Perhaps the most precious object lost was the 3 foot Theodolite of 1787 made by Jesse Ramsden and used in the scientific triangulation survey from the Greenwich Observatory to the Kent Coast in 1787-88 by Major General William Roy – the precursor to the founding of Ordnance Survey in 1791.
Tonight, Ordnance Survey staff will be at the commemorative service at St Mary’s Church, Southampton, a place which was gutted by fire during the Blitz, to remember the events of 1940 and those who gave their lives for our freedom.
UPDATE: Quite a few people have asked me to make a version of the map available for download, so here it is. It should be high enough resolution to be enlarged to around A2 size.
Yesterday I had the pleasure of stretching my legs away from the office for a short time to celebrate a local community success story.
Every member of staff at Ordnance Survey has the option to take a day a year to volunteer for a worthy cause and back in 2005 a group chose to help clear a disused footpath near our Southampton offices.
This was part of the Lordsdale Greenway project, part of a wider scheme to create attractive green spaces for local people near where they live.
Vanessa Lawrence, our Director General recently paid a visit to a particularly special building in Southampton. 15 Rockstone Place is near the centre of the city and is now the home of a solicitors firm, but it for many years it had a very close association with Ordnance Survey as the ‘Director General’s House’.
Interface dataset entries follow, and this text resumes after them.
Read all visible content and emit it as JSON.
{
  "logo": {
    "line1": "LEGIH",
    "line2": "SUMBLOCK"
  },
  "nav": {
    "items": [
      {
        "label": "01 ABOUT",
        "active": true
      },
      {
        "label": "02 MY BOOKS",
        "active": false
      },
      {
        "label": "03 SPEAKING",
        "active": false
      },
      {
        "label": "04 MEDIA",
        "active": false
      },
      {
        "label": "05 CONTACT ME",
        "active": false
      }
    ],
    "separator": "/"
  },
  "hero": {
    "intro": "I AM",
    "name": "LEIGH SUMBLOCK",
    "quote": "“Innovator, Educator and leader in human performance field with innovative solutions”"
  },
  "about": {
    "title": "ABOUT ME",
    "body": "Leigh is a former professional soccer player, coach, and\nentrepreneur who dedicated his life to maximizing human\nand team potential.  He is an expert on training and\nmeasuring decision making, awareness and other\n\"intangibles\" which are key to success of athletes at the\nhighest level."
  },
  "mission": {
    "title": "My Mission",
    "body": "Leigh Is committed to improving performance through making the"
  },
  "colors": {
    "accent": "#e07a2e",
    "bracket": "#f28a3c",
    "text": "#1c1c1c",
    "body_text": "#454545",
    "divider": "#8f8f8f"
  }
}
The house was built in 1840, and was one of the last projects of Samuel Toomer, who died in 1842 at the age of only 41. It was originally called Avenue House and for the next 25 years it served as a private residence.
There were several tenants until in 1865 the house was acquired from the Toomer family for the purpose of accommodating the Director General of Ordnance Survey.
Major Henry James (who later became Lt General, Sir Henry James), Director General 1854-75, was the first occupier, and the house was used by all his successors until Sir Duncan A Johnston, Director General from 1899 to 1905. It was during Sir Duncan’s tenure that the decision was taken to stop using the house as the official residence.
By 1900, faced with the need for extra space for an increasing amount of colour printing, and not wishing to find temporary accommodation, the decision was taken to convert the house into offices, which is as it stayed until we moved to our current home on Romsey Road in 1969.
The building remained empty until the mid 1980s and been home to a range of different businesses ever since.
With our new head office due to be complete in just a few months it could be easy to lose touch with the past, which is why we’re keen to ensure our long heritage is remembered.